Task: Across all the records, filter for lines with the word "hwndMagicWNDk" and copy them.

Input:
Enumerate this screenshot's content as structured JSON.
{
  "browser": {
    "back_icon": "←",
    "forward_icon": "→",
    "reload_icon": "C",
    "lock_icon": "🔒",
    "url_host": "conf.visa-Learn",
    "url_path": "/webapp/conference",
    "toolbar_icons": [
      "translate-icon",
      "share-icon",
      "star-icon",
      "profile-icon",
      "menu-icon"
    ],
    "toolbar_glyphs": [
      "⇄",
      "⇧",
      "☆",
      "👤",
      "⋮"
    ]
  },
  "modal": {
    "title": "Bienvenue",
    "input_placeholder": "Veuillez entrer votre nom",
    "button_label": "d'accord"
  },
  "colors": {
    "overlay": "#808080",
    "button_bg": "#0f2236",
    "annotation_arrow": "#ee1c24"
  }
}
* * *
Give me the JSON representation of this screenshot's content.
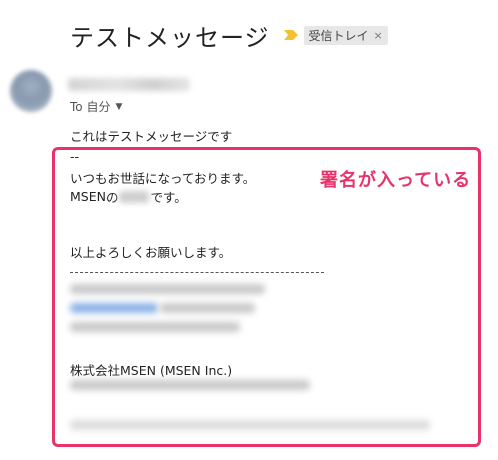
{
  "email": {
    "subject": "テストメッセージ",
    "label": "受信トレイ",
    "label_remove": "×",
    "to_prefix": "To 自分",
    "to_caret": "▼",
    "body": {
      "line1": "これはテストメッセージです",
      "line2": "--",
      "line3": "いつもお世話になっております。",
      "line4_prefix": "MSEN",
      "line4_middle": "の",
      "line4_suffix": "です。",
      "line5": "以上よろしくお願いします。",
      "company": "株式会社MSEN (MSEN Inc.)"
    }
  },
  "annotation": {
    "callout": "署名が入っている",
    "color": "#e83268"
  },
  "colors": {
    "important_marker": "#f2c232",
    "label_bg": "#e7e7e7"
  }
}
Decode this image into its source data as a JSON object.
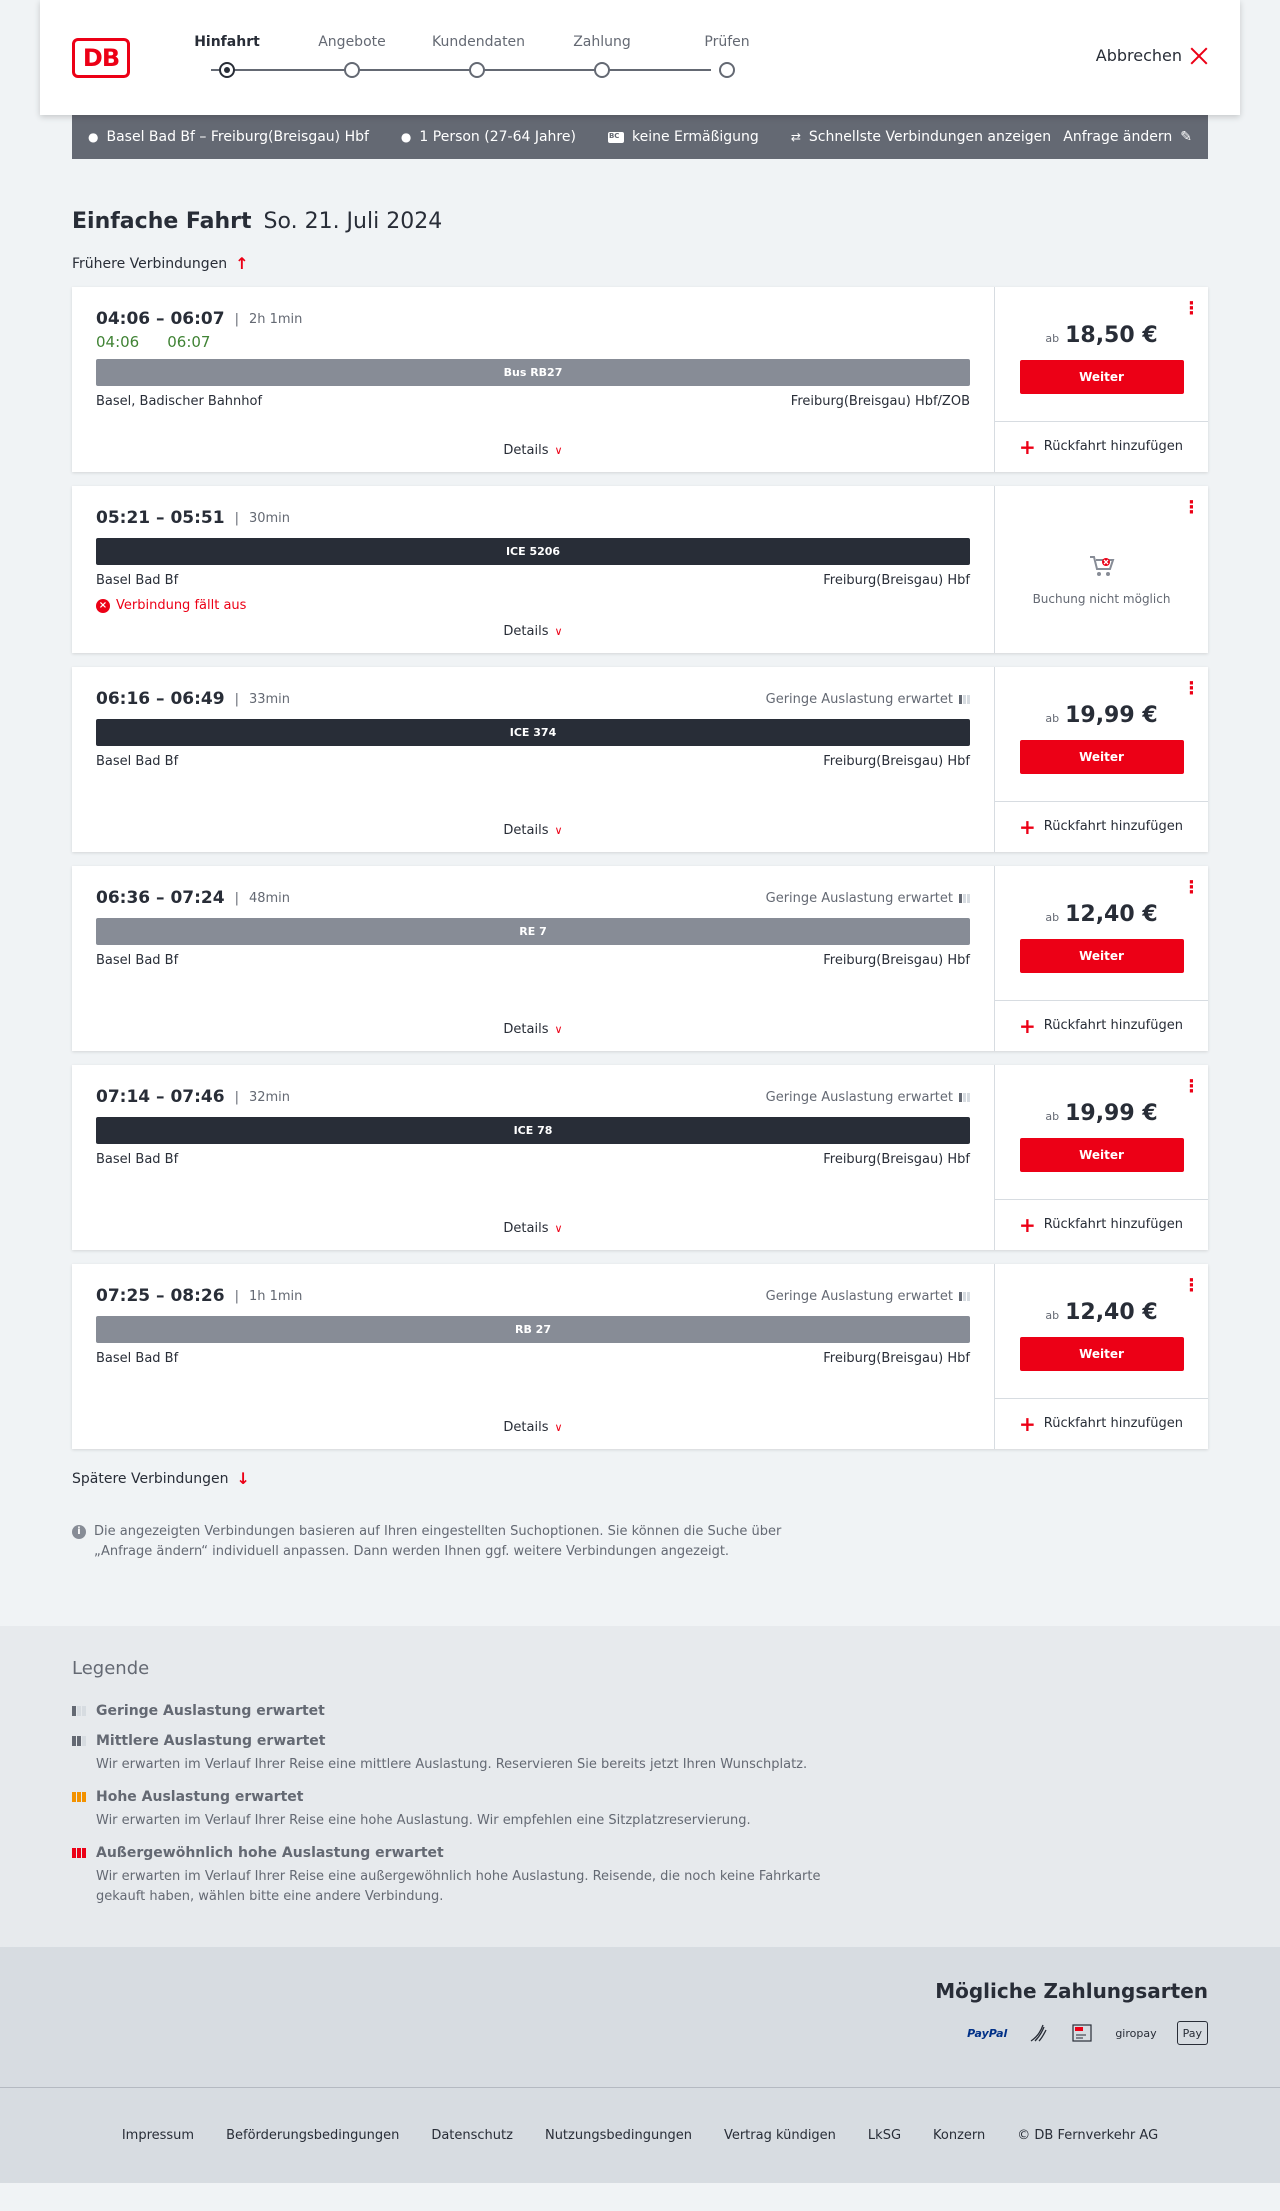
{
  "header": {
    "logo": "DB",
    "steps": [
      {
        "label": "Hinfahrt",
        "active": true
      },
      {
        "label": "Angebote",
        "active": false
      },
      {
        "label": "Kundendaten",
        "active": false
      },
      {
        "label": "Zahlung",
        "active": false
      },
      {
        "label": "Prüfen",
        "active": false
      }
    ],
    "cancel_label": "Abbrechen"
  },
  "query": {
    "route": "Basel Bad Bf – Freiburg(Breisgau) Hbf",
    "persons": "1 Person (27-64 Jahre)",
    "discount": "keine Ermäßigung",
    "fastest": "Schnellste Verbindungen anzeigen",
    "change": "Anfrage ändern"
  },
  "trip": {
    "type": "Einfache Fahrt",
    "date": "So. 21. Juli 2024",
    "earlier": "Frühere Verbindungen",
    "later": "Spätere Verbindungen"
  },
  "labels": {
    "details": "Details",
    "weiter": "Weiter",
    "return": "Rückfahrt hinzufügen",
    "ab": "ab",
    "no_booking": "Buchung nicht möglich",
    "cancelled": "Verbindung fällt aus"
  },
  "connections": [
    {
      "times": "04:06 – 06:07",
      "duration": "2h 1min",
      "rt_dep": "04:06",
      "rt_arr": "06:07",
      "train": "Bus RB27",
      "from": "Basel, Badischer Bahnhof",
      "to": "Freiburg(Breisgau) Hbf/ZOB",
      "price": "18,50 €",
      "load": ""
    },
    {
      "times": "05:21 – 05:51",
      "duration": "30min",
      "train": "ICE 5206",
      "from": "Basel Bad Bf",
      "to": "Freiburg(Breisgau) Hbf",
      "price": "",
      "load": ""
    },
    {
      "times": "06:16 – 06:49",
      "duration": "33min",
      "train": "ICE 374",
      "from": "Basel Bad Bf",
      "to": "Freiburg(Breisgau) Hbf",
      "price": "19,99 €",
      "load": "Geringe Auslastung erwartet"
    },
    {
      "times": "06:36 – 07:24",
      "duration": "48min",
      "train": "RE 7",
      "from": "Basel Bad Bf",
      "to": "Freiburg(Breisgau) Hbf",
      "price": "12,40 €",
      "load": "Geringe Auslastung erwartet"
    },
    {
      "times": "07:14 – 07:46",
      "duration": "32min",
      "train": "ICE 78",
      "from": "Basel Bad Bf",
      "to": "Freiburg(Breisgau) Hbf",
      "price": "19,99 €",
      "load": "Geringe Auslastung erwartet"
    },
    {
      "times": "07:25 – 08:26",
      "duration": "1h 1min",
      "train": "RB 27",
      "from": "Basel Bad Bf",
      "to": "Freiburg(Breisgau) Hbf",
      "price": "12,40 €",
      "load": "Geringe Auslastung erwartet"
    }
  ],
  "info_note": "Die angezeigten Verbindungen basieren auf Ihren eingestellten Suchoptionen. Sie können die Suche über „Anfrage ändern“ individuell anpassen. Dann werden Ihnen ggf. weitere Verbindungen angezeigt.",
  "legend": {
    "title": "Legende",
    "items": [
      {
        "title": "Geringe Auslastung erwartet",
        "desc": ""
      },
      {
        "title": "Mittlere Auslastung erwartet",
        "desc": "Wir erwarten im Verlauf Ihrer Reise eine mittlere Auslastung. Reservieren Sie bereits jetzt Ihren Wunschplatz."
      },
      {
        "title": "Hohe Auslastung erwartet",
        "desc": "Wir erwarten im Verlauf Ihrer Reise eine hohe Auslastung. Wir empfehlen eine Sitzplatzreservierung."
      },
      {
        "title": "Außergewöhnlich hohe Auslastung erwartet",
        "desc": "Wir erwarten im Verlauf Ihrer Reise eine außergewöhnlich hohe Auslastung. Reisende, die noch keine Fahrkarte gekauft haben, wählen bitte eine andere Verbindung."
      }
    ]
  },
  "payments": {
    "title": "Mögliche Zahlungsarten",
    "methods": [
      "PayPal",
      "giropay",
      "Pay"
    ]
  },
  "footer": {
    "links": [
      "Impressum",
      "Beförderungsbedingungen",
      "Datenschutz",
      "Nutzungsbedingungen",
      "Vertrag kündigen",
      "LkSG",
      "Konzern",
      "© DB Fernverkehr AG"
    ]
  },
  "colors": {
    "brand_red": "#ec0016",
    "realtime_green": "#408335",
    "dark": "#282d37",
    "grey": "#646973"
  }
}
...
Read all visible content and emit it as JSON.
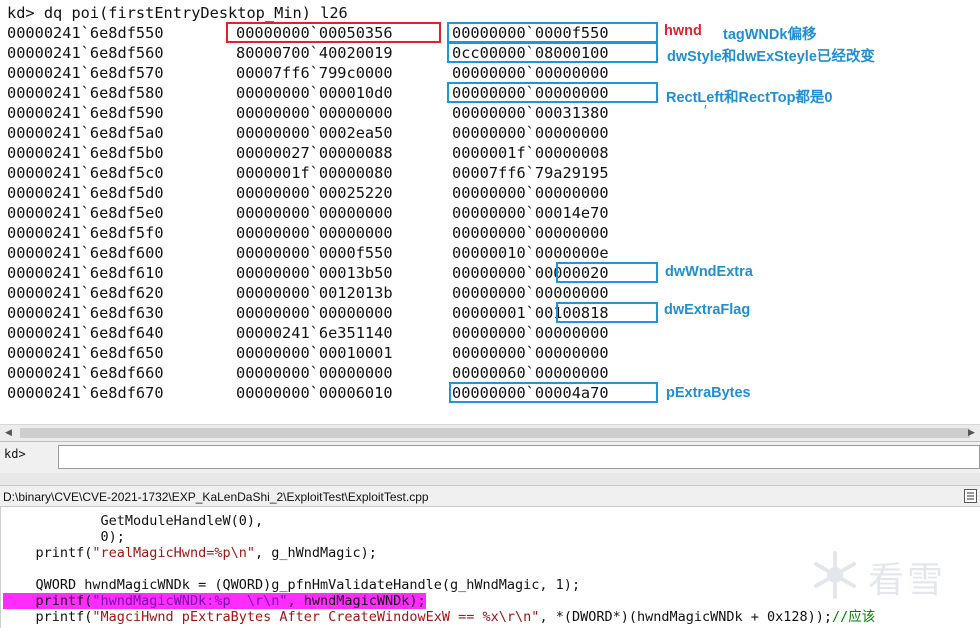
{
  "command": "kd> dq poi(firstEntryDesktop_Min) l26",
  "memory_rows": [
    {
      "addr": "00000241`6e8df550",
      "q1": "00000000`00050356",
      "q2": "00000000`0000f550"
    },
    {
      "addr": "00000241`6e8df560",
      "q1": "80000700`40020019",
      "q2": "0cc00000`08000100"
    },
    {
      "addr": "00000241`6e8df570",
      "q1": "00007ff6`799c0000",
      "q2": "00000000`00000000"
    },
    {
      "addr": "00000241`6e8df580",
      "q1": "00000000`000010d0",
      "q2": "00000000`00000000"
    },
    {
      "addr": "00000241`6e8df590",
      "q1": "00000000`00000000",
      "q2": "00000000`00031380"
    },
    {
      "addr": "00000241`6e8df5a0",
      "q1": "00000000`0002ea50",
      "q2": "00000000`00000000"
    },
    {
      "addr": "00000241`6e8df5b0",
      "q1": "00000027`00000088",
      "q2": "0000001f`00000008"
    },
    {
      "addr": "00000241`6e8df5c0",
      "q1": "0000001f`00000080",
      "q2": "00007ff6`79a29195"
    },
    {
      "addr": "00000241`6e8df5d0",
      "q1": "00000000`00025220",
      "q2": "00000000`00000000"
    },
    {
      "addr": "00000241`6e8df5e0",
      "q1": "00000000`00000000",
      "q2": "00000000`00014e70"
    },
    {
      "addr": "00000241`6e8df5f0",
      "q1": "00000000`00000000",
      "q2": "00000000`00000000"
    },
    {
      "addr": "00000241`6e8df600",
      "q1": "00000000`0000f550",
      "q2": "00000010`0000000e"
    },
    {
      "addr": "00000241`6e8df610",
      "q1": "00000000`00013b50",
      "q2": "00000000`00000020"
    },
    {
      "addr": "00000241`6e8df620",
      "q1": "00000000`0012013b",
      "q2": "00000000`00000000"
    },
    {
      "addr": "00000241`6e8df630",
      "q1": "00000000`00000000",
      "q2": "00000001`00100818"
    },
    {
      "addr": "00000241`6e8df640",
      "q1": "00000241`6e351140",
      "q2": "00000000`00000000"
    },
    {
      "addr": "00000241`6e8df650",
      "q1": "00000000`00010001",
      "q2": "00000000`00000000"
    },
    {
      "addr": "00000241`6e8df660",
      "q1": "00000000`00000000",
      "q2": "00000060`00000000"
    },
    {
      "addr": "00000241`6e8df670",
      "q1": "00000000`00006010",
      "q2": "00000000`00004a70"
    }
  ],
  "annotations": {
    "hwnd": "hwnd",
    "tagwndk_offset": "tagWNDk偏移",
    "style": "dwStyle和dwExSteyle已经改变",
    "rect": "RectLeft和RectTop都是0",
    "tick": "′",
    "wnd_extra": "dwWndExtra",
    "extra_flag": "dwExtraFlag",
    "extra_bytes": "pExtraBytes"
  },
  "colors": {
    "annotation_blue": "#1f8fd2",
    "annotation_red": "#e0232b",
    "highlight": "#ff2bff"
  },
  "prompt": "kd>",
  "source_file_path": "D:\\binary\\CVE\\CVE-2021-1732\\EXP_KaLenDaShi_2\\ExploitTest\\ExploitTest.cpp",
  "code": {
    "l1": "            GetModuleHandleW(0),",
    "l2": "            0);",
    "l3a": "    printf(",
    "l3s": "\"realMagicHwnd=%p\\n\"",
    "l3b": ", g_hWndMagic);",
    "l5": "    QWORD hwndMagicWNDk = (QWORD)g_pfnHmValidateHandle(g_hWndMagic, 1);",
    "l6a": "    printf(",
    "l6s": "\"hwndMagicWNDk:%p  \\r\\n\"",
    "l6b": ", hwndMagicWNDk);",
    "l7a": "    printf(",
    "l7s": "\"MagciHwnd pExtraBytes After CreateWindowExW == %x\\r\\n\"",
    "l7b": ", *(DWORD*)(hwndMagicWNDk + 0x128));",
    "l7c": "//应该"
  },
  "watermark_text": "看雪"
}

Result of the exercise:
    "l5": "    QWORD hwndMagicWNDk = (QWORD)g_pfnHmValidateHandle(g_hWndMagic, 1);",
    "l6s": "\"hwndMagicWNDk:%p  \\r\\n\"",
    "l6b": ", hwndMagicWNDk);",
    "l7b": ", *(DWORD*)(hwndMagicWNDk + 0x128));",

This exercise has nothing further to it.